[Interface dataset entries]

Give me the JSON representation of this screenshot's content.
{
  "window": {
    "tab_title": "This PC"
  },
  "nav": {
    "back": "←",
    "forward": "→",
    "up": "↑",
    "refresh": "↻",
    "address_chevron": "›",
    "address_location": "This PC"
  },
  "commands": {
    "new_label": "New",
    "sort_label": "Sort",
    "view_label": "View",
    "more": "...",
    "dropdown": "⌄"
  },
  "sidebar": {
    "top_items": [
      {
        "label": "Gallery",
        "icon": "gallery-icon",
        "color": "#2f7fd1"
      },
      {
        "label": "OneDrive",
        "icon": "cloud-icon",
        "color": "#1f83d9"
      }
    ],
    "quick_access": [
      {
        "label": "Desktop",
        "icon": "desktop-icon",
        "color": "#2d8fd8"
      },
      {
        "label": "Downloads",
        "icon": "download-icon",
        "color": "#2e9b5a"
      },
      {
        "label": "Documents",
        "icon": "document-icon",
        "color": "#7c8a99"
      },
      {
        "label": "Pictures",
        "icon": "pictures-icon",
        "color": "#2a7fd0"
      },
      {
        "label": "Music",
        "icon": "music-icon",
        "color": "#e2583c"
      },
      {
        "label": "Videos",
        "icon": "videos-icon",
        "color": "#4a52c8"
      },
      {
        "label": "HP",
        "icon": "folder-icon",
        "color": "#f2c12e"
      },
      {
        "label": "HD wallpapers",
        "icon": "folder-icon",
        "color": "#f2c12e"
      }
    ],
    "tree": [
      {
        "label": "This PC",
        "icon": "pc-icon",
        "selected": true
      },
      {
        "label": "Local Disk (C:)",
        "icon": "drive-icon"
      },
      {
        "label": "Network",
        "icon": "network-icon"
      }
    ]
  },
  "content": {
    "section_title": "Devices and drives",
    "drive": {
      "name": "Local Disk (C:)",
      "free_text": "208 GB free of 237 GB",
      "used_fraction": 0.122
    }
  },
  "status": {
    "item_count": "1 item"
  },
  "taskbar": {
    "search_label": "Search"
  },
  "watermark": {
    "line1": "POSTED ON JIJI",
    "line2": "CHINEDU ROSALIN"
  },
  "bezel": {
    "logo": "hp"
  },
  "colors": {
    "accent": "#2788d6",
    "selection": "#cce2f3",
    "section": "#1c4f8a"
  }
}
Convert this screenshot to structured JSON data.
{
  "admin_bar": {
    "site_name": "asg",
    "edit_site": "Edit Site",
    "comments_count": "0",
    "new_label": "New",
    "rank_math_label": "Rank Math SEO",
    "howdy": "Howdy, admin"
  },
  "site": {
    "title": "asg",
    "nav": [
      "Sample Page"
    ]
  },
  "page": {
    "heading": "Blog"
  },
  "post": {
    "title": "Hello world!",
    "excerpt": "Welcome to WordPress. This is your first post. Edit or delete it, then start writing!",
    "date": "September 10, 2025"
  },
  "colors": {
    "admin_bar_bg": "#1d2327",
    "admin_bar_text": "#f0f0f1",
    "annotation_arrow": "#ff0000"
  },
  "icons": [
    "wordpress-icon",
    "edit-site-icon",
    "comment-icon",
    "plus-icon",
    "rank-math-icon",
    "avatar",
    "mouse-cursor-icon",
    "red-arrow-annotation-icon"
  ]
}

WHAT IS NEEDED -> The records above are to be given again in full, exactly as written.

EXERCISE SOLUTION ->
Give me the JSON representation of this screenshot's content.
{
  "window": {
    "tab_title": "This PC"
  },
  "nav": {
    "back": "←",
    "forward": "→",
    "up": "↑",
    "refresh": "↻",
    "address_chevron": "›",
    "address_location": "This PC"
  },
  "commands": {
    "new_label": "New",
    "sort_label": "Sort",
    "view_label": "View",
    "more": "...",
    "dropdown": "⌄"
  },
  "sidebar": {
    "top_items": [
      {
        "label": "Gallery",
        "icon": "gallery-icon",
        "color": "#2f7fd1"
      },
      {
        "label": "OneDrive",
        "icon": "cloud-icon",
        "color": "#1f83d9"
      }
    ],
    "quick_access": [
      {
        "label": "Desktop",
        "icon": "desktop-icon",
        "color": "#2d8fd8"
      },
      {
        "label": "Downloads",
        "icon": "download-icon",
        "color": "#2e9b5a"
      },
      {
        "label": "Documents",
        "icon": "document-icon",
        "color": "#7c8a99"
      },
      {
        "label": "Pictures",
        "icon": "pictures-icon",
        "color": "#2a7fd0"
      },
      {
        "label": "Music",
        "icon": "music-icon",
        "color": "#e2583c"
      },
      {
        "label": "Videos",
        "icon": "videos-icon",
        "color": "#4a52c8"
      },
      {
        "label": "HP",
        "icon": "folder-icon",
        "color": "#f2c12e"
      },
      {
        "label": "HD wallpapers",
        "icon": "folder-icon",
        "color": "#f2c12e"
      }
    ],
    "tree": [
      {
        "label": "This PC",
        "icon": "pc-icon",
        "selected": true
      },
      {
        "label": "Local Disk (C:)",
        "icon": "drive-icon"
      },
      {
        "label": "Network",
        "icon": "network-icon"
      }
    ]
  },
  "content": {
    "section_title": "Devices and drives",
    "drive": {
      "name": "Local Disk (C:)",
      "free_text": "208 GB free of 237 GB",
      "used_fraction": 0.122
    }
  },
  "status": {
    "item_count": "1 item"
  },
  "taskbar": {
    "search_label": "Search"
  },
  "watermark": {
    "line1": "POSTED ON JIJI",
    "line2": "CHINEDU ROSALIN"
  },
  "bezel": {
    "logo": "hp"
  },
  "colors": {
    "accent": "#2788d6",
    "selection": "#cce2f3",
    "section": "#1c4f8a"
  }
}
Convert this screenshot to structured JSON data.
{
  "admin_bar": {
    "site_name": "asg",
    "edit_site": "Edit Site",
    "comments_count": "0",
    "new_label": "New",
    "rank_math_label": "Rank Math SEO",
    "howdy": "Howdy, admin"
  },
  "site": {
    "title": "asg",
    "nav": [
      "Sample Page"
    ]
  },
  "page": {
    "heading": "Blog"
  },
  "post": {
    "title": "Hello world!",
    "excerpt": "Welcome to WordPress. This is your first post. Edit or delete it, then start writing!",
    "date": "September 10, 2025"
  },
  "colors": {
    "admin_bar_bg": "#1d2327",
    "admin_bar_text": "#f0f0f1",
    "annotation_arrow": "#ff0000"
  },
  "icons": [
    "wordpress-icon",
    "edit-site-icon",
    "comment-icon",
    "plus-icon",
    "rank-math-icon",
    "avatar",
    "mouse-cursor-icon",
    "red-arrow-annotation-icon"
  ]
}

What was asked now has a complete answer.